According to Wendiro, Uganda imports all her Xanthan gum requirements, yet it could be produced locally, if country embraces modern biotechnology.
How it’s produced
Xanthan gum is produced by bacteria to convert carbohydrates such as corn syrup into a polysaccharide or sugar-like substance.
Wendiro argues that although the production of Xanthan gum does not necessarily require genetic modification, in order to ensure that adequate amounts are produced at lower cost, manufacturers of Xanthan gum often use genetically modified bacteria that yields more.
In fact, she notes that in her observation, most if not all the Xanthan gum that is imported in Uganda, is a product of Genetically Engineered bacteria.
Now, as part of her PhD thesis, Wendiro has set out on an an ambitious project of producing Xanthan gum and says that she has made some headway because she has identified the bacteria from mushrooms which can best be used to convert starch into Xanthan gum.
Beyond her target on Xanthan gum, the 57 year lady has other noble ambitions regarding the use of agro-based resources for making products with diverse uses in industry.
Lactic acid is another essential ingredient in the industrial process. It is used to produce things such as contact lenses, bones, yogurt and other very high-value products used in the health sector.
Although lactic acid can be produced through chemical means, Wendiro says, the type that is produced through fermentation (with the help of bacteria) is safer and more valuable.
“Bazungu, have ensured that the micro-organisms that ferment the starch to produce lactic acid, are genetically modified because they want to be able to produce it economically in large quantities,” observes Wendiro.
“In Uganda we consume lactic acid worth more than US$500,000 (Approximately UGX1.85bn). We don’t consume as much as other countries because we largely cannot afford it.” And yet, according to Wendiro, Cassava is one of the most suited raw materials for making lactic acid, citric acid and Xanthan gum.
Fortunately, Wendiro has proved that it is possible to make lactic acid.

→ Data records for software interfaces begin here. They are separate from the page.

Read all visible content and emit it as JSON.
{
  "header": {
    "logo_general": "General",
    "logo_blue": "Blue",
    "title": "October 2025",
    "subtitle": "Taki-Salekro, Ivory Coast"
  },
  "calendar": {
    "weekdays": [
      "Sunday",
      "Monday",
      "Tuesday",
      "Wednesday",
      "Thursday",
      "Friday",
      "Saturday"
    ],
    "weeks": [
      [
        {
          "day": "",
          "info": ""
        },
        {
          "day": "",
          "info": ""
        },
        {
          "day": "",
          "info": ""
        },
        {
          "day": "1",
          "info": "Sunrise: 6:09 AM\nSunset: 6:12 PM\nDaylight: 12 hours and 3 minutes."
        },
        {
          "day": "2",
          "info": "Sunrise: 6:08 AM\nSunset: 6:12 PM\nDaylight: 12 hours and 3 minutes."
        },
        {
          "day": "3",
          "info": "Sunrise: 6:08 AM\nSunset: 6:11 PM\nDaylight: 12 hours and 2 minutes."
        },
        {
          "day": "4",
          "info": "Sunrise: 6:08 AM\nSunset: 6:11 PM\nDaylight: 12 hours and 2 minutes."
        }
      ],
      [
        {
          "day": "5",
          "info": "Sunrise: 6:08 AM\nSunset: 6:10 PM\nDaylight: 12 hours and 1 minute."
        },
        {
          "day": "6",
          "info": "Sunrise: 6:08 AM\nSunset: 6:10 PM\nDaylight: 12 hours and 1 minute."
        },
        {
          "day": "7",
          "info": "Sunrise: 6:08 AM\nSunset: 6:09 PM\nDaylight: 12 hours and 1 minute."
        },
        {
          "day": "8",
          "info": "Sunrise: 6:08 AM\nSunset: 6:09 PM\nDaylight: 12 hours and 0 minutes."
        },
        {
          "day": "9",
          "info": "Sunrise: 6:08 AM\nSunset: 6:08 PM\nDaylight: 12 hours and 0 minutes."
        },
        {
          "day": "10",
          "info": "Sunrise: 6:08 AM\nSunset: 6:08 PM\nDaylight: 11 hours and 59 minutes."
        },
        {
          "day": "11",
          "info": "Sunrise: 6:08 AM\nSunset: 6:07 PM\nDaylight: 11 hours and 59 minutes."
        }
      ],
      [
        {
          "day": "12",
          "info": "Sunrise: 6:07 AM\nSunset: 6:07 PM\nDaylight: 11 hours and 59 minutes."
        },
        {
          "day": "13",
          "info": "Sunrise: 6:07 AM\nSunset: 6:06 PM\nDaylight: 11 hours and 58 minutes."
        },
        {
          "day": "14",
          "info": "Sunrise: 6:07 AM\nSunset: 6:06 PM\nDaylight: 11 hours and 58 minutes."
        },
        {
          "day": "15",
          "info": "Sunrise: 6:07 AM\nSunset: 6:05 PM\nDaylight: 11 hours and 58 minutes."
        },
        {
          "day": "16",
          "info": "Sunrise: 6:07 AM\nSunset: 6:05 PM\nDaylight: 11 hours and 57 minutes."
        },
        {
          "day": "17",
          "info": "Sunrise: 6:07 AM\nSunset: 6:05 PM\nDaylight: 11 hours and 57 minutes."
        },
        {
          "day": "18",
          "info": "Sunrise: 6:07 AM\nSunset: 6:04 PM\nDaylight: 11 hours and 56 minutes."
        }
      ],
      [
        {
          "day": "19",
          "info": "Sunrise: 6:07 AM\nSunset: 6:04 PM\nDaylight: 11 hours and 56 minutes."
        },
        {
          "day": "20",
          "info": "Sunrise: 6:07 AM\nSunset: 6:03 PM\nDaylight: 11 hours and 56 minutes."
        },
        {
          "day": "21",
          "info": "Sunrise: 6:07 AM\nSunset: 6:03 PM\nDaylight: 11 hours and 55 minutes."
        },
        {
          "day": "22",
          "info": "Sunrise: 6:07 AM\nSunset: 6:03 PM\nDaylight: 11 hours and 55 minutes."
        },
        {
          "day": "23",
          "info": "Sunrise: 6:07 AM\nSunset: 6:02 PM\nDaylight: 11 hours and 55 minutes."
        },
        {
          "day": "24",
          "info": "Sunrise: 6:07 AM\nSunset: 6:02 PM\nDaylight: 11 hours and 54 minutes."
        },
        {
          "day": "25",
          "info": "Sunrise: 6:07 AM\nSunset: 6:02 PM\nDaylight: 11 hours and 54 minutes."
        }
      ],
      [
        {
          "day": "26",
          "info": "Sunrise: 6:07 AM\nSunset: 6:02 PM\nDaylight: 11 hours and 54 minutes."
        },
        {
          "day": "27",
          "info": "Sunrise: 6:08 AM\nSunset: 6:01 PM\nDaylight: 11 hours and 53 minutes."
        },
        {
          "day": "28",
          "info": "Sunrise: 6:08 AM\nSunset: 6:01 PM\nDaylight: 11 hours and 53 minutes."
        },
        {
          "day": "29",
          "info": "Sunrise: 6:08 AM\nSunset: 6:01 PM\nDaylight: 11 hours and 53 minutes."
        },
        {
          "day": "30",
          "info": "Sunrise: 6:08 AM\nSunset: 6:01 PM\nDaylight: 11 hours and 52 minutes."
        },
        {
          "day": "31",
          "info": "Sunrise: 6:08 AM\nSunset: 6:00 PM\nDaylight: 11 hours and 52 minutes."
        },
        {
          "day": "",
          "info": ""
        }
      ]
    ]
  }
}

Last year she managed to assemble a production process for lactic acid. Using her own savings, she contacted engineers at UIRI to fabricate a machine that can produce lactic acid but at a very small scale.
The challenge, she says, is that the equipment she was able to assemble is too small for any industrial-scale production.
“I succeeded in producing lactic acid using the production process I developed. What is lacking is to develop an industrial-scale process.”
If she manages to find an investor, she believes her efforts will have a great impact on the economy by improving the value of agricultural produce but also by helping to save foreign exchange.
So far Wendiro’s efforts have been recognised by the Uganda Biotechnology and Biosafety Consortium.
Last year, she was among the more than two dozen individuals that were awarded for their outstanding work in promoting biotechnology in Uganda during the inaugural UBC awards.